*THE TASK:* A verbatim copy of each record is required.

┌──

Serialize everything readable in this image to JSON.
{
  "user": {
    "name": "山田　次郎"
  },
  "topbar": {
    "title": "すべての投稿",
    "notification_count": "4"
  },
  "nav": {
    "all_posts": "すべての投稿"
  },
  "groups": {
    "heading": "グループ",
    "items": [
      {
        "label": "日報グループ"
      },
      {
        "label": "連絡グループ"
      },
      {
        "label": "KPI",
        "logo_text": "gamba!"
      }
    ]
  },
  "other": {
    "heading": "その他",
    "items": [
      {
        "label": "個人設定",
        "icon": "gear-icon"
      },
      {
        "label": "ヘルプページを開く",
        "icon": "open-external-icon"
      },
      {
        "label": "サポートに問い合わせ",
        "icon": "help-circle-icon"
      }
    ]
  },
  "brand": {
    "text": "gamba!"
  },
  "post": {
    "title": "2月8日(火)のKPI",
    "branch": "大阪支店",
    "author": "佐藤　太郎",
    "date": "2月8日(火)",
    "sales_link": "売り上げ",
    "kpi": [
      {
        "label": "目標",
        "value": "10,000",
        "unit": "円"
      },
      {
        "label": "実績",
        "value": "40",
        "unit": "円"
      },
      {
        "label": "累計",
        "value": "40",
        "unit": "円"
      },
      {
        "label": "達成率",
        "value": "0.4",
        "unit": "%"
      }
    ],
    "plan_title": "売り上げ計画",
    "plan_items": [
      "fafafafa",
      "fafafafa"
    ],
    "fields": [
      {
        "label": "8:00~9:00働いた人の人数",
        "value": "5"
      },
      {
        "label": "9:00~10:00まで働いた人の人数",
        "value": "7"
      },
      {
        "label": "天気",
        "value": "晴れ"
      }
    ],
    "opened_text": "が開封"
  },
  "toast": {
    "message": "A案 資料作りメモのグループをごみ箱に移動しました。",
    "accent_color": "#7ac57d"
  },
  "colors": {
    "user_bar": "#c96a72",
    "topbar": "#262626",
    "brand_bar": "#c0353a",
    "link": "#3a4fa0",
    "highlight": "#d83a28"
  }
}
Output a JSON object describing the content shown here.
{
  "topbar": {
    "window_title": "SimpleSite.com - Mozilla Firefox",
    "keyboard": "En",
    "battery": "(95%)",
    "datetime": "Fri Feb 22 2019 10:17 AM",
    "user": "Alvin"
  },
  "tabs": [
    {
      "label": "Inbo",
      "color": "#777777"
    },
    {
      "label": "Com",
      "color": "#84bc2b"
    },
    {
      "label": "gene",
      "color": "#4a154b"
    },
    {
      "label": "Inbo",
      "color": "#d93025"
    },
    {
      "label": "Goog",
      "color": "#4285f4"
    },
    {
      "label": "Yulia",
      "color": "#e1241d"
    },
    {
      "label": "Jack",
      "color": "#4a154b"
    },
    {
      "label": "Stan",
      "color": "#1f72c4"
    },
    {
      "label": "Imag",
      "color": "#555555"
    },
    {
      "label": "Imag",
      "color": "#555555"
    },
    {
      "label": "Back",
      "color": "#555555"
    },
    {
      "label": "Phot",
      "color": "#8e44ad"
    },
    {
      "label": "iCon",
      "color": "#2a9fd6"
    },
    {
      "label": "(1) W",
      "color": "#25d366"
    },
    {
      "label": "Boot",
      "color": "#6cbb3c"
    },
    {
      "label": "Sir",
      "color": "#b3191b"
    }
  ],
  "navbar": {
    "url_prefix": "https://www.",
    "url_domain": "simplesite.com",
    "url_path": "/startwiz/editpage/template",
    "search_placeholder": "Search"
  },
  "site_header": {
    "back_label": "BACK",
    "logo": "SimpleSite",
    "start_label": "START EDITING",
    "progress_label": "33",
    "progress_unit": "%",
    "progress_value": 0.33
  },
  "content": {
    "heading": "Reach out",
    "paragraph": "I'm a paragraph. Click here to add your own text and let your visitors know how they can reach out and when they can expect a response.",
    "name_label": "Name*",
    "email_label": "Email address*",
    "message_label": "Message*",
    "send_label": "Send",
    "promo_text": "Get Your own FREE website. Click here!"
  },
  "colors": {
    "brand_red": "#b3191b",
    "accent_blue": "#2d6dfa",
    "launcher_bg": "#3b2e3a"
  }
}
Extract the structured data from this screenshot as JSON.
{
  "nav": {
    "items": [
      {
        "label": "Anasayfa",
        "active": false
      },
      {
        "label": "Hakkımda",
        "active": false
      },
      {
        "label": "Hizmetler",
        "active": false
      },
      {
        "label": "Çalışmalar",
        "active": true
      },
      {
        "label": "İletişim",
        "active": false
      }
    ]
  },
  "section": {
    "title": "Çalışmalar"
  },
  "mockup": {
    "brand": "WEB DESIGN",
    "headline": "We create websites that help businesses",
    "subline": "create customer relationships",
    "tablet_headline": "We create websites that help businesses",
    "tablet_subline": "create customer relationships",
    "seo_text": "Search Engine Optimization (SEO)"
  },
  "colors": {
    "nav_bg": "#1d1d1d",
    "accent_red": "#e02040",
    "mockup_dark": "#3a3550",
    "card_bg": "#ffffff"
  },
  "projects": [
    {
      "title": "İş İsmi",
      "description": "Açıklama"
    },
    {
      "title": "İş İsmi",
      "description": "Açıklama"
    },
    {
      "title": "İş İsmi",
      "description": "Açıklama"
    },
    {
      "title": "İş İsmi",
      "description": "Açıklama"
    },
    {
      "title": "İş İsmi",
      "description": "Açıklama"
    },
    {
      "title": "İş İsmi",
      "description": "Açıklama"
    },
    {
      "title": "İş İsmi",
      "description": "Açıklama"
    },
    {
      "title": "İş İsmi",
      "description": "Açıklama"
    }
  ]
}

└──

*YOUR SOLUTION:*
Serialize everything readable in this image to JSON.
{
  "user": {
    "name": "山田　次郎"
  },
  "topbar": {
    "title": "すべての投稿",
    "notification_count": "4"
  },
  "nav": {
    "all_posts": "すべての投稿"
  },
  "groups": {
    "heading": "グループ",
    "items": [
      {
        "label": "日報グループ"
      },
      {
        "label": "連絡グループ"
      },
      {
        "label": "KPI",
        "logo_text": "gamba!"
      }
    ]
  },
  "other": {
    "heading": "その他",
    "items": [
      {
        "label": "個人設定",
        "icon": "gear-icon"
      },
      {
        "label": "ヘルプページを開く",
        "icon": "open-external-icon"
      },
      {
        "label": "サポートに問い合わせ",
        "icon": "help-circle-icon"
      }
    ]
  },
  "brand": {
    "text": "gamba!"
  },
  "post": {
    "title": "2月8日(火)のKPI",
    "branch": "大阪支店",
    "author": "佐藤　太郎",
    "date": "2月8日(火)",
    "sales_link": "売り上げ",
    "kpi": [
      {
        "label": "目標",
        "value": "10,000",
        "unit": "円"
      },
      {
        "label": "実績",
        "value": "40",
        "unit": "円"
      },
      {
        "label": "累計",
        "value": "40",
        "unit": "円"
      },
      {
        "label": "達成率",
        "value": "0.4",
        "unit": "%"
      }
    ],
    "plan_title": "売り上げ計画",
    "plan_items": [
      "fafafafa",
      "fafafafa"
    ],
    "fields": [
      {
        "label": "8:00~9:00働いた人の人数",
        "value": "5"
      },
      {
        "label": "9:00~10:00まで働いた人の人数",
        "value": "7"
      },
      {
        "label": "天気",
        "value": "晴れ"
      }
    ],
    "opened_text": "が開封"
  },
  "toast": {
    "message": "A案 資料作りメモのグループをごみ箱に移動しました。",
    "accent_color": "#7ac57d"
  },
  "colors": {
    "user_bar": "#c96a72",
    "topbar": "#262626",
    "brand_bar": "#c0353a",
    "link": "#3a4fa0",
    "highlight": "#d83a28"
  }
}
Output a JSON object describing the content shown here.
{
  "topbar": {
    "window_title": "SimpleSite.com - Mozilla Firefox",
    "keyboard": "En",
    "battery": "(95%)",
    "datetime": "Fri Feb 22 2019 10:17 AM",
    "user": "Alvin"
  },
  "tabs": [
    {
      "label": "Inbo",
      "color": "#777777"
    },
    {
      "label": "Com",
      "color": "#84bc2b"
    },
    {
      "label": "gene",
      "color": "#4a154b"
    },
    {
      "label": "Inbo",
      "color": "#d93025"
    },
    {
      "label": "Goog",
      "color": "#4285f4"
    },
    {
      "label": "Yulia",
      "color": "#e1241d"
    },
    {
      "label": "Jack",
      "color": "#4a154b"
    },
    {
      "label": "Stan",
      "color": "#1f72c4"
    },
    {
      "label": "Imag",
      "color": "#555555"
    },
    {
      "label": "Imag",
      "color": "#555555"
    },
    {
      "label": "Back",
      "color": "#555555"
    },
    {
      "label": "Phot",
      "color": "#8e44ad"
    },
    {
      "label": "iCon",
      "color": "#2a9fd6"
    },
    {
      "label": "(1) W",
      "color": "#25d366"
    },
    {
      "label": "Boot",
      "color": "#6cbb3c"
    },
    {
      "label": "Sir",
      "color": "#b3191b"
    }
  ],
  "navbar": {
    "url_prefix": "https://www.",
    "url_domain": "simplesite.com",
    "url_path": "/startwiz/editpage/template",
    "search_placeholder": "Search"
  },
  "site_header": {
    "back_label": "BACK",
    "logo": "SimpleSite",
    "start_label": "START EDITING",
    "progress_label": "33",
    "progress_unit": "%",
    "progress_value": 0.33
  },
  "content": {
    "heading": "Reach out",
    "paragraph": "I'm a paragraph. Click here to add your own text and let your visitors know how they can reach out and when they can expect a response.",
    "name_label": "Name*",
    "email_label": "Email address*",
    "message_label": "Message*",
    "send_label": "Send",
    "promo_text": "Get Your own FREE website. Click here!"
  },
  "colors": {
    "brand_red": "#b3191b",
    "accent_blue": "#2d6dfa",
    "launcher_bg": "#3b2e3a"
  }
}
Extract the structured data from this screenshot as JSON.
{
  "nav": {
    "items": [
      {
        "label": "Anasayfa",
        "active": false
      },
      {
        "label": "Hakkımda",
        "active": false
      },
      {
        "label": "Hizmetler",
        "active": false
      },
      {
        "label": "Çalışmalar",
        "active": true
      },
      {
        "label": "İletişim",
        "active": false
      }
    ]
  },
  "section": {
    "title": "Çalışmalar"
  },
  "mockup": {
    "brand": "WEB DESIGN",
    "headline": "We create websites that help businesses",
    "subline": "create customer relationships",
    "tablet_headline": "We create websites that help businesses",
    "tablet_subline": "create customer relationships",
    "seo_text": "Search Engine Optimization (SEO)"
  },
  "colors": {
    "nav_bg": "#1d1d1d",
    "accent_red": "#e02040",
    "mockup_dark": "#3a3550",
    "card_bg": "#ffffff"
  },
  "projects": [
    {
      "title": "İş İsmi",
      "description": "Açıklama"
    },
    {
      "title": "İş İsmi",
      "description": "Açıklama"
    },
    {
      "title": "İş İsmi",
      "description": "Açıklama"
    },
    {
      "title": "İş İsmi",
      "description": "Açıklama"
    },
    {
      "title": "İş İsmi",
      "description": "Açıklama"
    },
    {
      "title": "İş İsmi",
      "description": "Açıklama"
    },
    {
      "title": "İş İsmi",
      "description": "Açıklama"
    },
    {
      "title": "İş İsmi",
      "description": "Açıklama"
    }
  ]
}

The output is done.